We recorded it all out in Los Angeles in different studios. Today, that whole thing about spending $2,000 an hour in some recording studio is ridiculous. We don’t do that anymore. We own our own equipment. It’s small, it’s compact. You get in, you get out. I’m not into sitting there and fidgeting at a console for days about a guitar sound. I mean, you plug it in, it sounds fuckin’ good, and you go. Rock & roll is dirty, and it’s bad, and it’s either clever or it’s not clever.
Do you and Mick still write the same way you did twenty years ago?
Absolutely. He has a bunch of riffs, I have a bunch of riffs. I usually stop him half way through his riff, and go, “Change that note, and change that note.” And then I play, and I ask, “What about this part?” and he goes, “What if you changed that part?” and I go, “Good idea.” And I just start singing something over it, and there’s some naughty little lyric with some sarcasm dripping off of it. Like, “Don’t go away mad, just go away” just came in one minute. It will kick-start my heart. It just comes. It seems that the times that we try so hard to craft stuff, it ends up sounding processed.
Did you feel reenergized as a band after that last tour?
Yeah. But the truth is bands run in cycles, and you have highs, and you have lows. And I think that was the beginning of a high. I think that we will be running on full tilt here for a while, because it feels so good. It’s nice to have that catalogue of music, and it’s nice to have the legacy. I think rock and roll is gonna be back in a big fucking way here. You have so many options out there, from video games to the Internet. You’re on your iPhone, and you’re watching YouTube videos. What’s going to make someone go out and go to a show? It takes a lot to get me to leave my house to go see something. But if you have to give 100 percent, like with Alice Cooper and Bowie and Slade — those fucking bands gave 150 percent. It was about fashion, it was about music, it was about pushing the envelope. You got to give people a lot to make them really want to come out and see you and buy your records and say, “I fucking dig this band because they give me something.”
Do you feel any pressure because it’s the first record with the original lineup in 10 years?
You know what?
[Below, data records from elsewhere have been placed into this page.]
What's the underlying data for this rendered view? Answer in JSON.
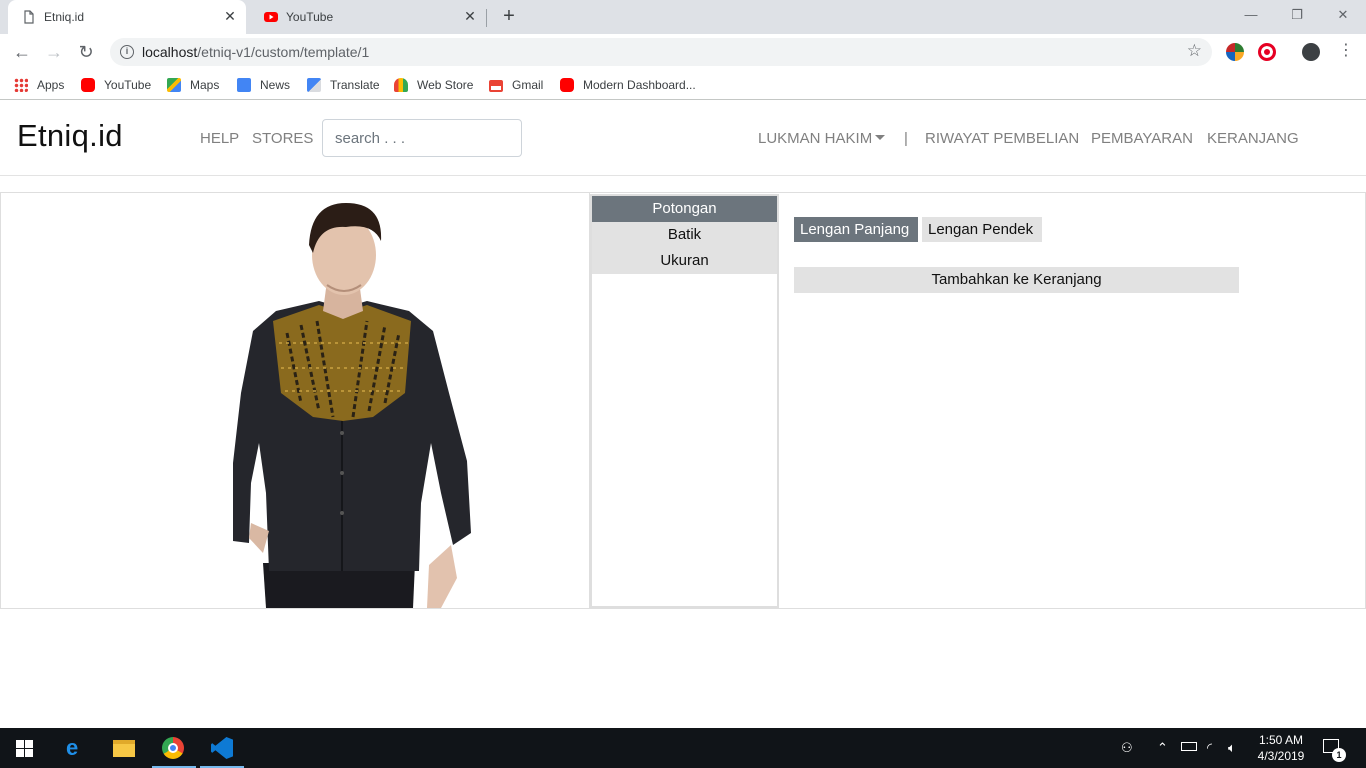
{
  "browser": {
    "tabs": [
      {
        "title": "Etniq.id",
        "active": true
      },
      {
        "title": "YouTube",
        "active": false
      }
    ],
    "url_host": "localhost",
    "url_path": "/etniq-v1/custom/template/1",
    "bookmarks": [
      "Apps",
      "YouTube",
      "Maps",
      "News",
      "Translate",
      "Web Store",
      "Gmail",
      "Modern Dashboard..."
    ]
  },
  "header": {
    "brand": "Etniq.id",
    "nav_left": [
      "HELP",
      "STORES"
    ],
    "search_placeholder": "search . . .",
    "user": "LUKMAN HAKIM",
    "separator": "|",
    "nav_right": [
      "RIWAYAT PEMBELIAN",
      "PEMBAYARAN",
      "KERANJANG"
    ]
  },
  "customizer": {
    "menu": [
      {
        "label": "Potongan",
        "active": true
      },
      {
        "label": "Batik",
        "active": false
      },
      {
        "label": "Ukuran",
        "active": false
      }
    ],
    "options": [
      {
        "label": "Lengan Panjang",
        "active": true
      },
      {
        "label": "Lengan Pendek",
        "active": false
      }
    ],
    "add_to_cart": "Tambahkan ke Keranjang"
  },
  "taskbar": {
    "time": "1:50 AM",
    "date": "4/3/2019",
    "notification_count": "1"
  },
  "colors": {
    "active_button": "#6c757d",
    "inactive_button": "#e2e2e2",
    "nav_text": "#808080",
    "taskbar": "#101418"
  }
}
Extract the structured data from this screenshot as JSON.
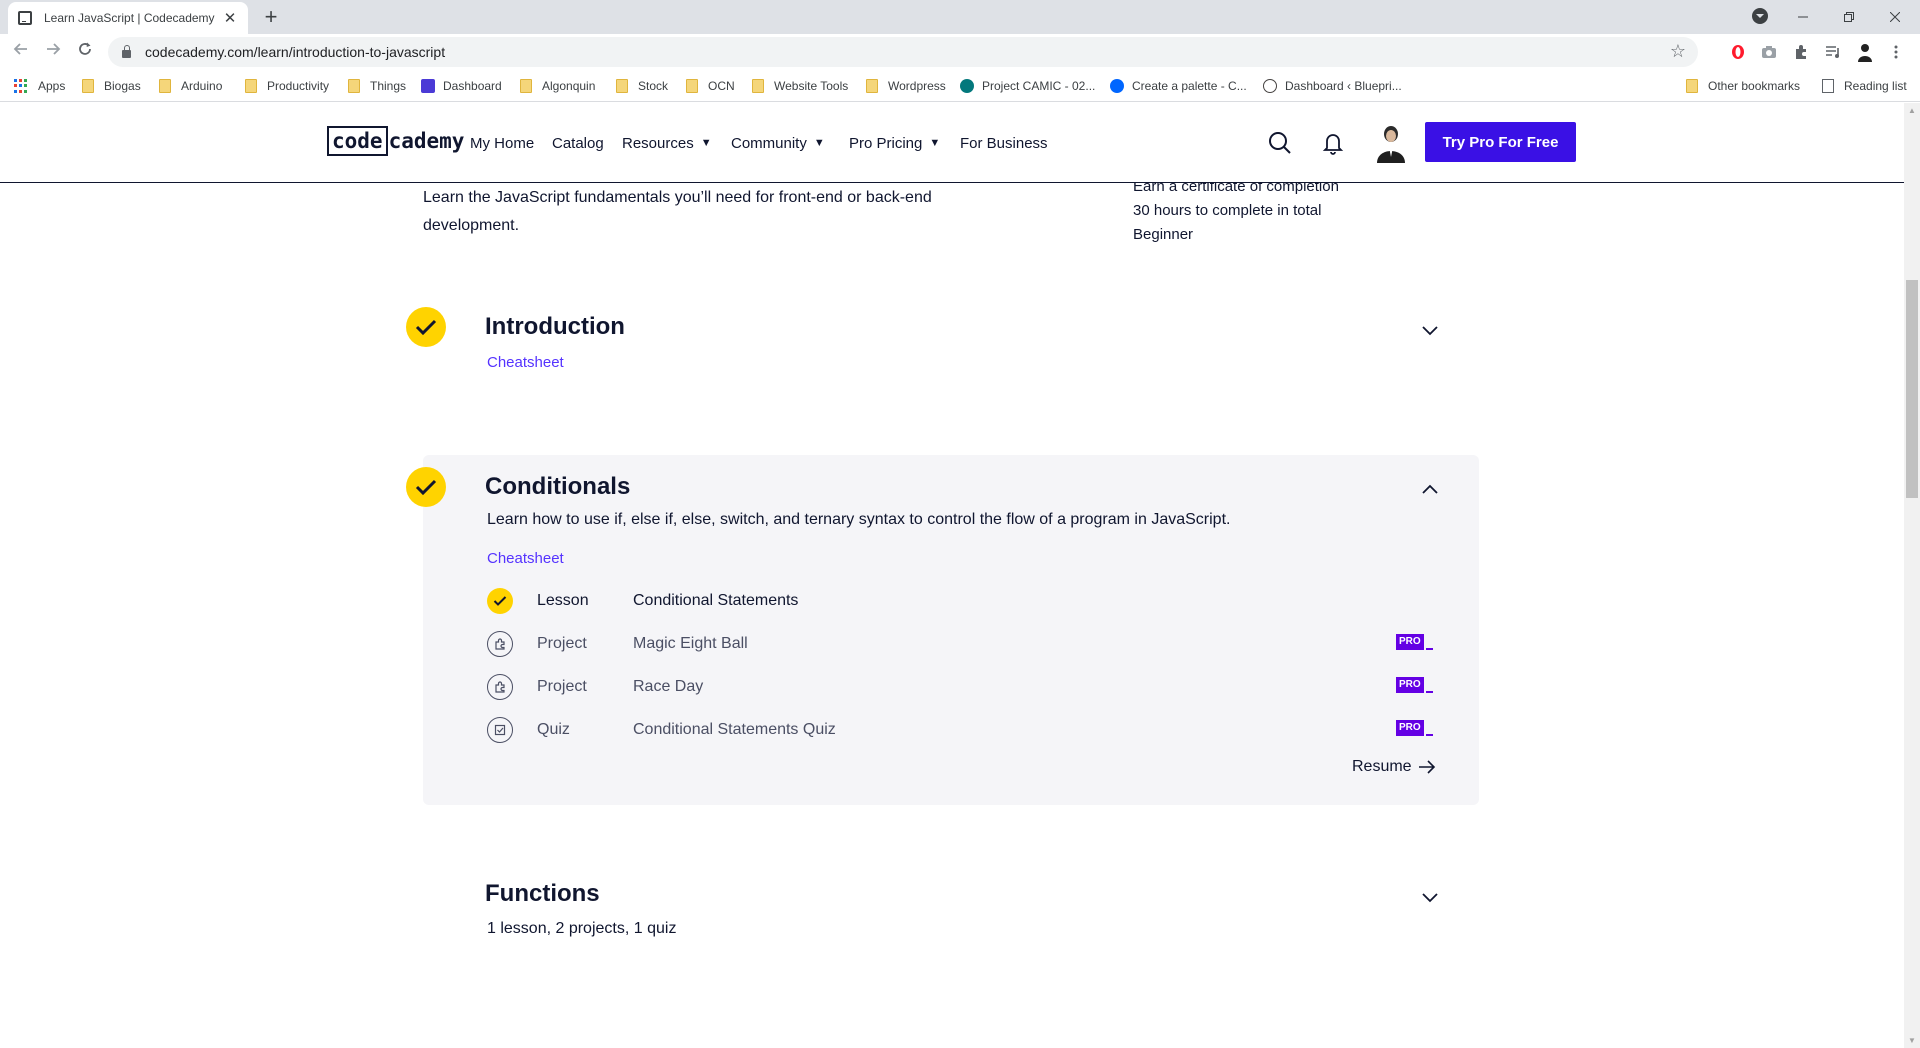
{
  "browser": {
    "tab_title": "Learn JavaScript | Codecademy",
    "tab_close": "✕",
    "new_tab": "+",
    "url": "codecademy.com/learn/introduction-to-javascript",
    "bookmarks": [
      {
        "label": "Apps",
        "icon": "apps-grid-icon"
      },
      {
        "label": "Biogas",
        "icon": "folder-icon"
      },
      {
        "label": "Arduino",
        "icon": "folder-icon"
      },
      {
        "label": "Productivity",
        "icon": "folder-icon"
      },
      {
        "label": "Things",
        "icon": "folder-icon"
      },
      {
        "label": "Dashboard",
        "icon": "dashboard-favicon"
      },
      {
        "label": "Algonquin",
        "icon": "folder-icon"
      },
      {
        "label": "Stock",
        "icon": "folder-icon"
      },
      {
        "label": "OCN",
        "icon": "folder-icon"
      },
      {
        "label": "Website Tools",
        "icon": "folder-icon"
      },
      {
        "label": "Wordpress",
        "icon": "folder-icon"
      },
      {
        "label": "Project CAMIC - 02...",
        "icon": "sharepoint-favicon"
      },
      {
        "label": "Create a palette - C...",
        "icon": "coolors-favicon"
      },
      {
        "label": "Dashboard ‹ Bluepri...",
        "icon": "wordpress-favicon"
      }
    ],
    "other_bookmarks": "Other bookmarks",
    "reading_list": "Reading list"
  },
  "header": {
    "logo_code": "code",
    "logo_rest": "cademy",
    "nav": {
      "my_home": "My Home",
      "catalog": "Catalog",
      "resources": "Resources",
      "community": "Community",
      "pro_pricing": "Pro Pricing",
      "for_business": "For Business"
    },
    "caret": "▼",
    "cta": "Try Pro For Free"
  },
  "course": {
    "description": "Learn the JavaScript fundamentals you’ll need for front-end or back-end development.",
    "meta": {
      "certificate": "Earn a certificate of completion",
      "duration": "30 hours to complete in total",
      "level": "Beginner"
    }
  },
  "modules": {
    "introduction": {
      "title": "Introduction",
      "cheatsheet": "Cheatsheet",
      "completed": true
    },
    "conditionals": {
      "title": "Conditionals",
      "description": "Learn how to use if, else if, else, switch, and ternary syntax to control the flow of a program in JavaScript.",
      "cheatsheet": "Cheatsheet",
      "completed": true,
      "items": [
        {
          "type": "Lesson",
          "name": "Conditional Statements",
          "status": "complete"
        },
        {
          "type": "Project",
          "name": "Magic Eight Ball",
          "pro": "PRO"
        },
        {
          "type": "Project",
          "name": "Race Day",
          "pro": "PRO"
        },
        {
          "type": "Quiz",
          "name": "Conditional Statements Quiz",
          "pro": "PRO"
        }
      ],
      "resume": "Resume"
    },
    "functions": {
      "title": "Functions",
      "summary": "1 lesson, 2 projects, 1 quiz"
    }
  },
  "colors": {
    "brand_purple": "#3a10e5",
    "check_yellow": "#ffd300",
    "link_purple": "#5533ff",
    "pro_purple": "#6400e4",
    "navy": "#10162f"
  }
}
I never even thought about that until this interview. But you don’t even think about it because we’ve been making music and going on tour and writing songs and doing shows. I guess it would seem like it would create pressure, but it doesn’t really.
Just to dispel all the rumors: Tommy Lee is back in the band?
Yeah, Tommy’s in the band. It’s the original band and we got rid of the external problems. Now the band is a band, and we don’t have outside problems.
Are you guys getting along well?
Yeah, we always get along when we don’t have all those fucking people from the outside trying to push and pull and do the things they do.
What’s the tone of the record? Are you laughing at your past or is it more a cautionary tale?
It’s a very light record in the sense that it’s not heavy subject matter, but that comes from demented souls, you know? We think that the stuff we did is dark, so it’ll come across like that on the record.
I think Mötley Crüe is entering a period where they are now a classic band. Do you agree?
I’m seeing it. I think we’re still like a band that goes out and tears it up and I don’t really pay attention. That’s my fucking problem. Someone goes to me the other day, “I don’t think you’ve realized what you’ve done” and I go, “What do you mean?” and he says “Well, you just walk around the streets like you’re just some guy” and I say, “Well I am some guy!” and he goes “No dude, you don’t understand. You guys are becoming those guys that you grew up with!” And I’m like, “Oh! Well that’s kind of cool.” So yeah, it’s kind of cool.